Walker hired Michael J. Gallagher, 31, a Marine captain and Senate Foreign Relations Committee staffer, as his foreign-policy aide. Gallagher has moved to Madison, Wis., and began work this week.

Gallagher is little known outside of Capitol Hill. The native of Green Bay, Wis., is still a PhD student at Georgetown University. “He just sent me some draft chapters for his thesis,” professor Andrew Bennett, Gallagher’s adviser, said this week.

Throughout his life, Walker, 47, has only occasionally traveled internationally. Michael Fleet, who taught Walker in a Marquette class on third-world politics, which covered Latin America and Africa, recalled Walker being “an ill fit.”

“He never really caught the wave, as it were, to any other level or dimension of international politics,” Fleet said. “He seemed to be a localist person.”

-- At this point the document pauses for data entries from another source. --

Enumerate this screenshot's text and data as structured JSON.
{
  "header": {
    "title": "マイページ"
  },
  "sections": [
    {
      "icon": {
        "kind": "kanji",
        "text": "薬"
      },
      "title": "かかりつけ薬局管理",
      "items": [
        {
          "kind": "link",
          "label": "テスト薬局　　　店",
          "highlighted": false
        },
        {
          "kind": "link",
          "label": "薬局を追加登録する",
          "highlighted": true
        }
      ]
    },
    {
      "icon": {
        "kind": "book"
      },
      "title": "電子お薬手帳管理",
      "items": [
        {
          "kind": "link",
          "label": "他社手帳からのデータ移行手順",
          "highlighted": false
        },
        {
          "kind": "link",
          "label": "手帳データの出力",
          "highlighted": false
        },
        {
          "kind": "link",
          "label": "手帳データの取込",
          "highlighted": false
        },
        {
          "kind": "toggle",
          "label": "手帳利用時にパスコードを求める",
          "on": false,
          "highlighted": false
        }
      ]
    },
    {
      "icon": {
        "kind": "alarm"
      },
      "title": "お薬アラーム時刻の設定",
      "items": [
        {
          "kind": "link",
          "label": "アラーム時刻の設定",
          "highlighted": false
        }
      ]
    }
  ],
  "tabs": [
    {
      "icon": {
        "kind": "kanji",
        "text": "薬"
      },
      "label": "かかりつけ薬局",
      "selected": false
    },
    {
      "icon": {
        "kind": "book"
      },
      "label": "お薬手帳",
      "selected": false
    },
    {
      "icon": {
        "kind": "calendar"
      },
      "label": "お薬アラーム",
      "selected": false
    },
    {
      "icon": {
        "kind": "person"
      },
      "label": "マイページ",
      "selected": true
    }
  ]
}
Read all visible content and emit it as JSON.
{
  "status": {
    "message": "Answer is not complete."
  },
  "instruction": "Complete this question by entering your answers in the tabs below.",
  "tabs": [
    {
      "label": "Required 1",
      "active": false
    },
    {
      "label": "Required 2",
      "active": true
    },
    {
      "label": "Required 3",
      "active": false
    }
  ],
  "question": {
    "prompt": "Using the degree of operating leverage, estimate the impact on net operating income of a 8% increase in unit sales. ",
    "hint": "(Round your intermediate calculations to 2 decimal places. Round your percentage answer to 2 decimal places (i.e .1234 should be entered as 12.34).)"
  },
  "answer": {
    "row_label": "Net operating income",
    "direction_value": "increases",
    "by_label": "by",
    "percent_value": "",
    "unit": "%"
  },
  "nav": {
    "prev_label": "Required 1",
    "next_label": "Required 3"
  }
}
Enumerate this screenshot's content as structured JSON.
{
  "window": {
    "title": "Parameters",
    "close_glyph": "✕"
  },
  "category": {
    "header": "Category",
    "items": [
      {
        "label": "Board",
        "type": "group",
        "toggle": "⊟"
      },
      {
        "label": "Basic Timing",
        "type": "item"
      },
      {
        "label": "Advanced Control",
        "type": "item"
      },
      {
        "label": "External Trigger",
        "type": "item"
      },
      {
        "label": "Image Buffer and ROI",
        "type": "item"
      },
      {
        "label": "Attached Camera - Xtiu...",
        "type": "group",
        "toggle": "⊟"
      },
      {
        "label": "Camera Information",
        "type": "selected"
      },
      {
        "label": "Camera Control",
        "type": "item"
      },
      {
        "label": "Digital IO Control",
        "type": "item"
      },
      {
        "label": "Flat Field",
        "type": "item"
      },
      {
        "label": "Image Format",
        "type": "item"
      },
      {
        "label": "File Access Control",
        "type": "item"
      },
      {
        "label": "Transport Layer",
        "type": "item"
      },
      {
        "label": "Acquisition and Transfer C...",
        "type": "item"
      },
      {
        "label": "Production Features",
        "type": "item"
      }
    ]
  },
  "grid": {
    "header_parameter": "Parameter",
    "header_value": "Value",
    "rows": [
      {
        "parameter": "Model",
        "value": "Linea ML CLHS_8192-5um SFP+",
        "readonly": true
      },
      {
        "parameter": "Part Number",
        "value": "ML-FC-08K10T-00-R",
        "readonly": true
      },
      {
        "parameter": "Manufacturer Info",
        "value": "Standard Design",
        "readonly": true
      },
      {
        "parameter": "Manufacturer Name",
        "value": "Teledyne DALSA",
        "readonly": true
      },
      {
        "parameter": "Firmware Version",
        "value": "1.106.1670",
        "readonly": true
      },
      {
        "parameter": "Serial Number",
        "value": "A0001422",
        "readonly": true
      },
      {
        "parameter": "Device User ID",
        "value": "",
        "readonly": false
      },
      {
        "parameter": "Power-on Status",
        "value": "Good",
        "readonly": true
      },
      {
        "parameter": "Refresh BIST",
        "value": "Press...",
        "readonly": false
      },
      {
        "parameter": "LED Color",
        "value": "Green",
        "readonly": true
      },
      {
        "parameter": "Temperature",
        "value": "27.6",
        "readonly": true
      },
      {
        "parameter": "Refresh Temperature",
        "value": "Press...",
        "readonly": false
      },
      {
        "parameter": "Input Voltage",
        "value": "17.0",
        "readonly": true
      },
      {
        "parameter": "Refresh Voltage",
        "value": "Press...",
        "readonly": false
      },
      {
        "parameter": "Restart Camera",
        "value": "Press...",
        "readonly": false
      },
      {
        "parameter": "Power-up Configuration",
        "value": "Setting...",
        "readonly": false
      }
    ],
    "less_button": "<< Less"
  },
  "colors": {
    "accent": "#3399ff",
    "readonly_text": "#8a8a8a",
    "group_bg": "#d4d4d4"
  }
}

In 2008, as the Milwaukee County executive, Walker visited the Czech Republic, where the U.S. ambassador at the time, Rick Graber, was a friend and former Wisconsin Republican Party chairman. As governor, in 2013, Walker led a trade mission to China, where he secured an exclusive deal with a large Chinese medicine company to sell Wisconsin-grown ginseng in its retail stores. Walker also has visited Japan and Canada.

The governor’s trip in January to the United Kingdom — his first overseas as a likely presidential candidate — was widely panned. When he addressed Chatham House, a prestigious London think tank, he refused to answer questions about foreign policy — although he had a lot to say about Wisconsin cheese.

“He has taken a bit of a tumble with his first baby steps,” said Gabriel Schoenfeld, a former foreign-policy aide to Former Mass. governor Mitt Romney. He suggested that Walker should recruit a heavyweight adviser and “almost shack up with that person” to absorb the nuances of national security.

Walker will have opportunities to redeem himself on foreign tours he is planning to Germany, France and Spain in April, as well as to Israel and Canada in May.

R. James Woolsey Jr., a former director of the CIA, said Walker’s limited international exposure is not necessarily a liability.

“Remember, a bankrupt haberdasher named Harry Truman, a machine politician who got shunted in by Franklin Roosevelt, turned out to be a great president,” Woolsey said. “You really don’t know how people will be until they get there.”

Alice Crites contributed to this report.